During yesterday’s questions to the Chancellor of the Exchequer after the announcement of the Pre-Budget Report, John Redwood highlighted the staggering levels of debt we are now seeing in the economy, and pressed the Government to be more transparent about its borrowing. John was also very critical of the fact that there was no proper debate scheduled for after the Pre-Budget Report, given the dire state of the public finances.
The full text of John’s contribution, taken from Hansard, now follows:
Mr. John Redwood (Wokingham) (Con): In his speech, the Chancellor said that this year’s borrowing would be £78 billion, but the Budget book tells us that central Government need to borrow £153 billion this year—£93 billion more than at the Budget forecast.
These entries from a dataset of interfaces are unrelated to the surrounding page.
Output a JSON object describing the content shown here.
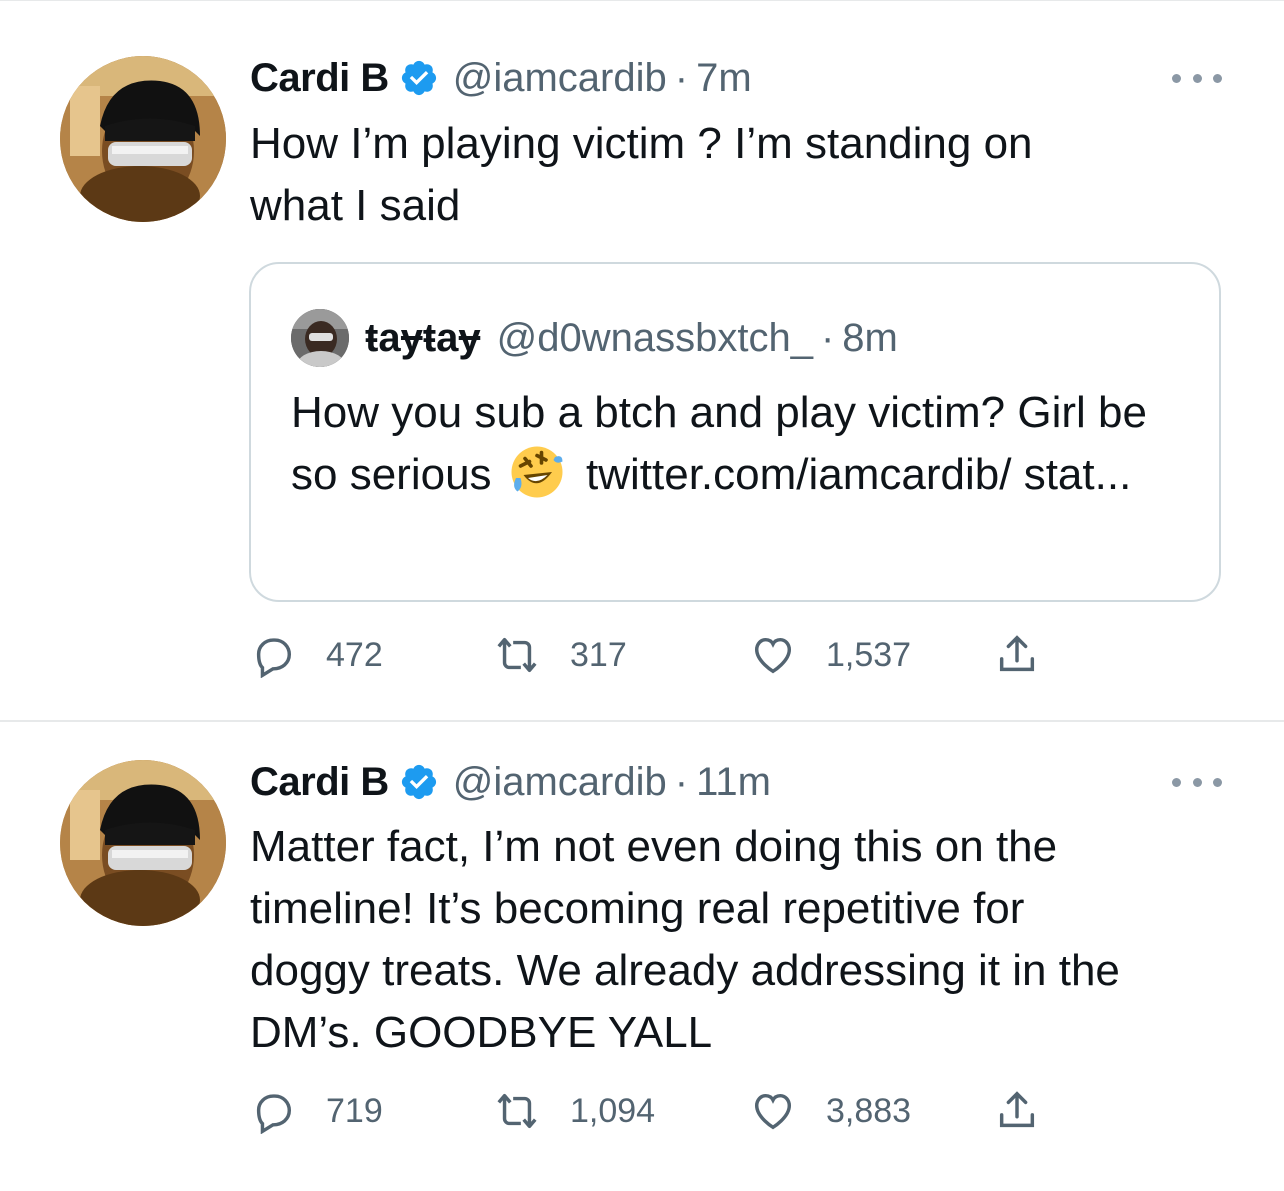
{
  "tweets": [
    {
      "author": {
        "name": "Cardi B",
        "handle": "@iamcardib",
        "verified": true
      },
      "time": "7m",
      "text": "How I’m playing victim ? I’m standing on\nwhat I said",
      "quote": {
        "author": {
          "name": "ŧaɏŧaɏ",
          "handle": "@d0wnassbxtch_"
        },
        "time": "8m",
        "text_before_emoji": "How you sub a btch and play victim? Girl be so serious",
        "emoji": "rolling-on-floor-laughing-emoji",
        "text_after_emoji": "twitter.com/iamcardib/ stat..."
      },
      "stats": {
        "replies": "472",
        "retweets": "317",
        "likes": "1,537"
      }
    },
    {
      "author": {
        "name": "Cardi B",
        "handle": "@iamcardib",
        "verified": true
      },
      "time": "11m",
      "text": "Matter fact, I’m not even doing this on the\ntimeline! It’s becoming real repetitive for\ndoggy treats. We already addressing it in the\nDM’s. GOODBYE YALL",
      "stats": {
        "replies": "719",
        "retweets": "1,094",
        "likes": "3,883"
      }
    }
  ],
  "separator": "·",
  "colors": {
    "verified": "#1d9bf0",
    "secondary_text": "#536471",
    "border": "#cfd9de",
    "icon": "#536471"
  }
}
As he believes in transparency, why did he leave out so much of the borrowing?
Mr. Darling: I gave the House the borrowing figures, as the House would expect. I am also laying before the House the pre-Budget book. It is all there, and I am happy for hon. Members to look at it. Equally, I would be happy to listen to proposals from Conservative Members. The only proposal that I recall from the right hon. Gentleman recently related to the deregulation of the mortgage market, which I do not think would be a very good idea.
Mr. John Redwood (Wokingham) (Con): As we have just heard a pre-Budget report that turned out to be a Budget with an urgent and big tax change, will the Minister give us guidance from the Treasury Benches on how soon we will be able to debate and vote on the huge VAT change? It is very unusual to have a Budget, yet not be able to proceed to a Division on it.
Mr. Deputy Speaker (Sir Alan Haselhurst): Order. I do not see the relevance of that point to the motion before the House.
Mr. Peter Lilley (Hitchin and Harpenden) (Con): On a point of order, Mr. Deputy Speaker. My right hon. Friend the Member for Wokingham (Mr. Redwood) none the less raises an important point on which I would like your guidance. We have effectively just had a massive Budget—bigger than many of the real Budgets through which I have sat over the past 25 years, all of which have been followed by five days’ debate. Have you received any indication, Mr. Deputy Speaker, that there is to be a change in House business to allow us to debate that Budget, or is democracy at an end in this place?